▶ [Task requirements]:
Copy out each line of the material below that holds the string "table".
━━━━━━━━━━━━━━━━━━━━
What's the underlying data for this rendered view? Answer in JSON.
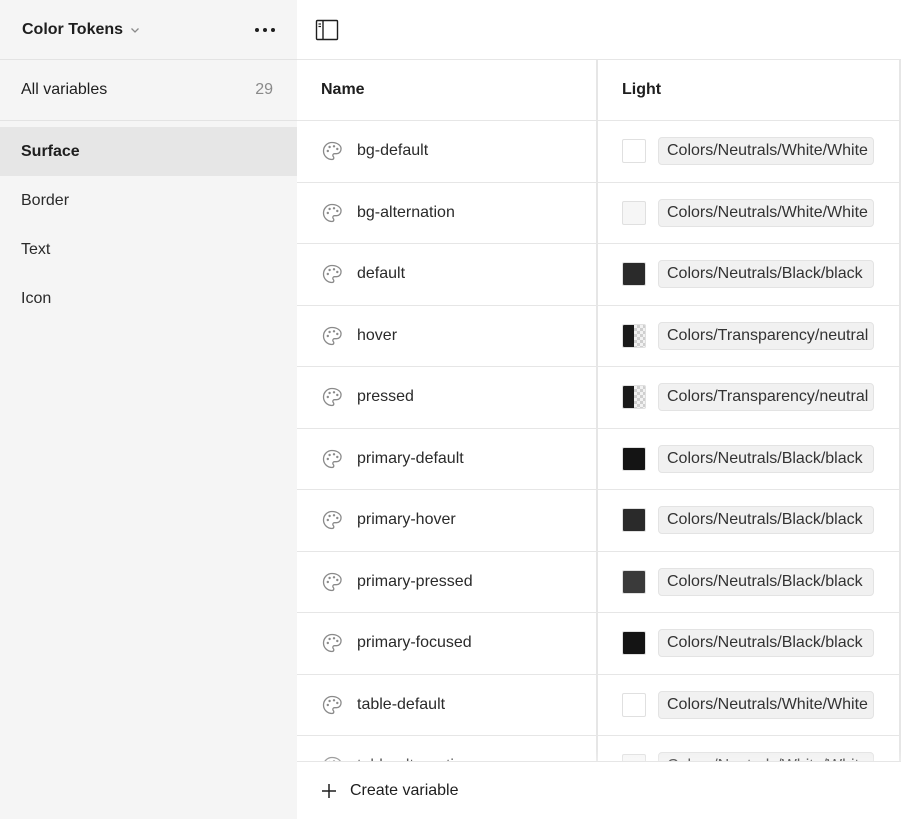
{
  "sidebar": {
    "collection_name": "Color Tokens",
    "all_variables": {
      "label": "All variables",
      "count": "29"
    },
    "groups": [
      {
        "label": "Surface",
        "active": true
      },
      {
        "label": "Border",
        "active": false
      },
      {
        "label": "Text",
        "active": false
      },
      {
        "label": "Icon",
        "active": false
      }
    ]
  },
  "table": {
    "columns": {
      "name": "Name",
      "light": "Light"
    },
    "rows": [
      {
        "name": "bg-default",
        "alias": "Colors/Neutrals/White/White",
        "swatch": "#ffffff",
        "transparent": false
      },
      {
        "name": "bg-alternation",
        "alias": "Colors/Neutrals/White/White",
        "swatch": "#f6f6f6",
        "transparent": false
      },
      {
        "name": "default",
        "alias": "Colors/Neutrals/Black/black",
        "swatch": "#2a2a2a",
        "transparent": false
      },
      {
        "name": "hover",
        "alias": "Colors/Transparency/neutral",
        "swatch": "#1a1a1a",
        "transparent": true
      },
      {
        "name": "pressed",
        "alias": "Colors/Transparency/neutral",
        "swatch": "#1a1a1a",
        "transparent": true
      },
      {
        "name": "primary-default",
        "alias": "Colors/Neutrals/Black/black",
        "swatch": "#141414",
        "transparent": false
      },
      {
        "name": "primary-hover",
        "alias": "Colors/Neutrals/Black/black",
        "swatch": "#2a2a2a",
        "transparent": false
      },
      {
        "name": "primary-pressed",
        "alias": "Colors/Neutrals/Black/black",
        "swatch": "#3a3a3a",
        "transparent": false
      },
      {
        "name": "primary-focused",
        "alias": "Colors/Neutrals/Black/black",
        "swatch": "#141414",
        "transparent": false
      },
      {
        "name": "table-default",
        "alias": "Colors/Neutrals/White/White",
        "swatch": "#ffffff",
        "transparent": false
      },
      {
        "name": "table-alternation",
        "alias": "Colors/Neutrals/White/White",
        "swatch": "#f6f6f6",
        "transparent": false
      }
    ]
  },
  "footer": {
    "create_label": "Create variable"
  },
  "icons": {
    "menu": "more-horizontal-icon",
    "panel": "sidebar-toggle-icon",
    "variable": "palette-icon",
    "add": "plus-icon"
  }
}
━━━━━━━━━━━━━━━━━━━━
▶ [Solution for this problem]:
  "table": {
        "name": "table-default",
        "name": "table-alternation",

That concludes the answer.